_Problem description_
Go through the records below line by line and report how many lines include "value", giving the number only.

**** Extracted entries

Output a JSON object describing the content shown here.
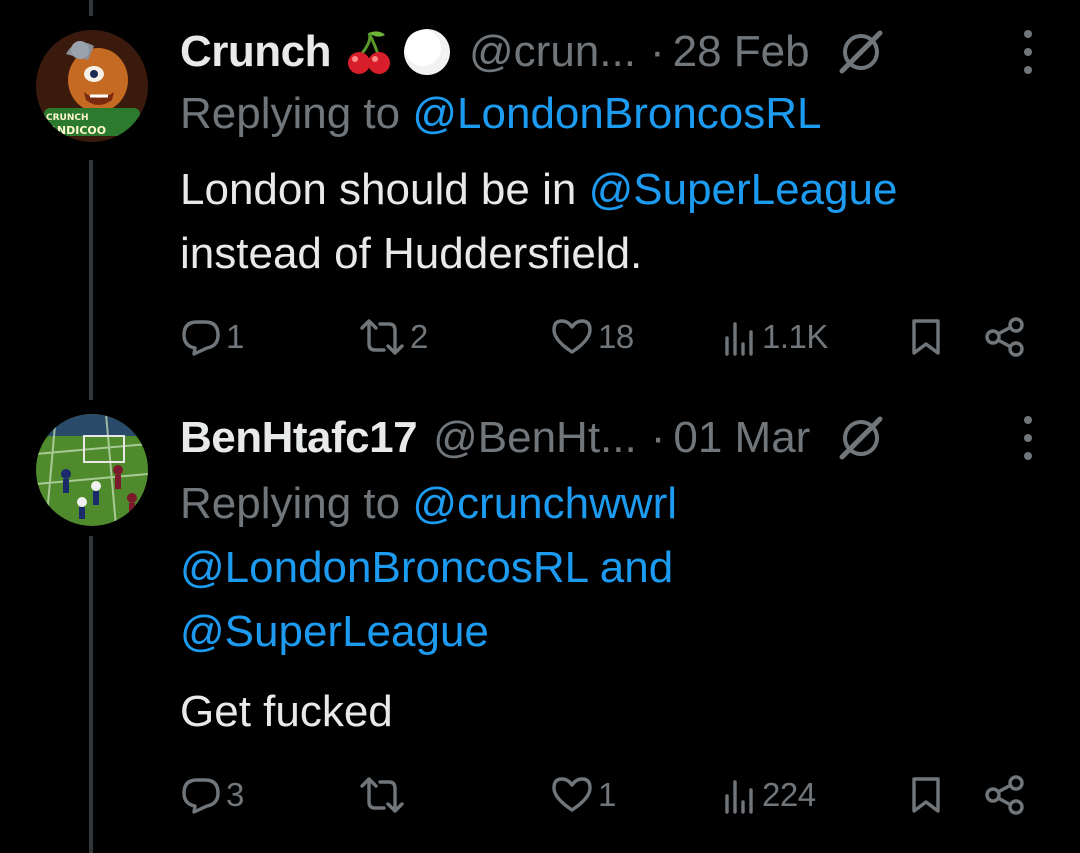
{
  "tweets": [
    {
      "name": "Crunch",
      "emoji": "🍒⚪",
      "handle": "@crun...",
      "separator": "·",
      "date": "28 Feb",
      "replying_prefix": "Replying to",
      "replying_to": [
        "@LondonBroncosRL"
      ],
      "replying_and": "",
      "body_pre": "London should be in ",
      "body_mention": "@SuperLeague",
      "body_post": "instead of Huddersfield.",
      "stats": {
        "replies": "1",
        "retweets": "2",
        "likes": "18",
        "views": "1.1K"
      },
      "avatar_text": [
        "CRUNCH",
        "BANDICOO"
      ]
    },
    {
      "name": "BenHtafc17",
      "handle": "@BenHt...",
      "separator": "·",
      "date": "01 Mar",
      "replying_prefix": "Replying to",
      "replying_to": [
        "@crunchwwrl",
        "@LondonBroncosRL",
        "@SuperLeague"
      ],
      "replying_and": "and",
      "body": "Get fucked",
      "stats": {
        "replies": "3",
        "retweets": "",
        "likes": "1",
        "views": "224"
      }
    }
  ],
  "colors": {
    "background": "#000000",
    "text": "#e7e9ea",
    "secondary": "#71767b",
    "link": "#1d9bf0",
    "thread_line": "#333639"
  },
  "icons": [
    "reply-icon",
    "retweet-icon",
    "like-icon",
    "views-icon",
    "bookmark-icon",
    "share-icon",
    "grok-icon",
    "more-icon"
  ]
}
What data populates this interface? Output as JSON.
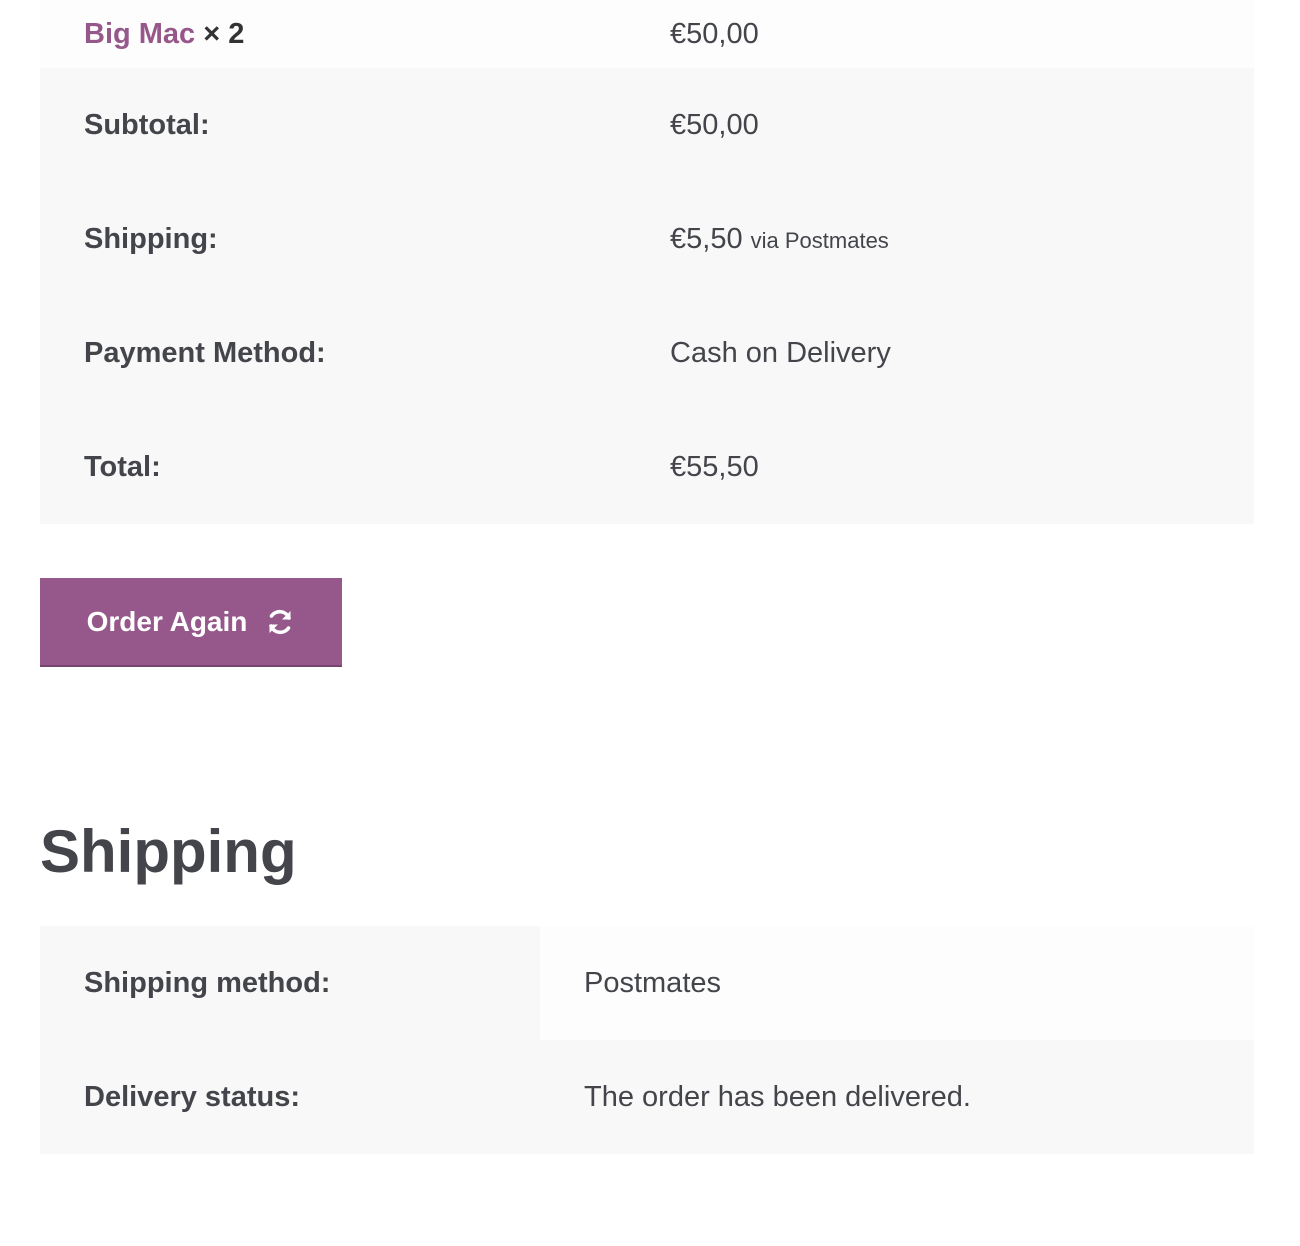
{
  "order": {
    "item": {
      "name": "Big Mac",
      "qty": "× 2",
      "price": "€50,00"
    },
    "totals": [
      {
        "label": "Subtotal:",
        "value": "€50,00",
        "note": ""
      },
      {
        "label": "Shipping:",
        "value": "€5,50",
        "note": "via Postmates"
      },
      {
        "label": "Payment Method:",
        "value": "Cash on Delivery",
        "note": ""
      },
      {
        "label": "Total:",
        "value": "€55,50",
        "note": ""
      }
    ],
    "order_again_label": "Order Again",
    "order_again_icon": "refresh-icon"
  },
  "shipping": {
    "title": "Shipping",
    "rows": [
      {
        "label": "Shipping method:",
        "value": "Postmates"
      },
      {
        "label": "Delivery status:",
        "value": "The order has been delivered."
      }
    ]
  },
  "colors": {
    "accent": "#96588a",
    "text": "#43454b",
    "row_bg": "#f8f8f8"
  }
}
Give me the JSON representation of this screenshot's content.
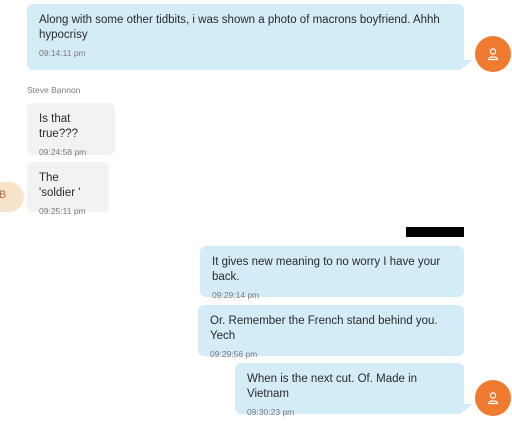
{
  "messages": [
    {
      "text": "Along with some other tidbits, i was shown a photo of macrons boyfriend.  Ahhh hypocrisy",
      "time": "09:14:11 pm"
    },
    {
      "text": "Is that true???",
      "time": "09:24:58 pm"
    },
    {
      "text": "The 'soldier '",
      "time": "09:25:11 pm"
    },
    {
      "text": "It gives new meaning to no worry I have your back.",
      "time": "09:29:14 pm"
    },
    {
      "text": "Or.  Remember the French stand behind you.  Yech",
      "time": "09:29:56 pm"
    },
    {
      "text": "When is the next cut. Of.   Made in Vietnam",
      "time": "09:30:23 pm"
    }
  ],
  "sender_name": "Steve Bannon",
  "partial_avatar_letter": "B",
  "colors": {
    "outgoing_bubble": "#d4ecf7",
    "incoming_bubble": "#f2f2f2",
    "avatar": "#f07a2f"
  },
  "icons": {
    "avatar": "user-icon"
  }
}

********

_Task response_
6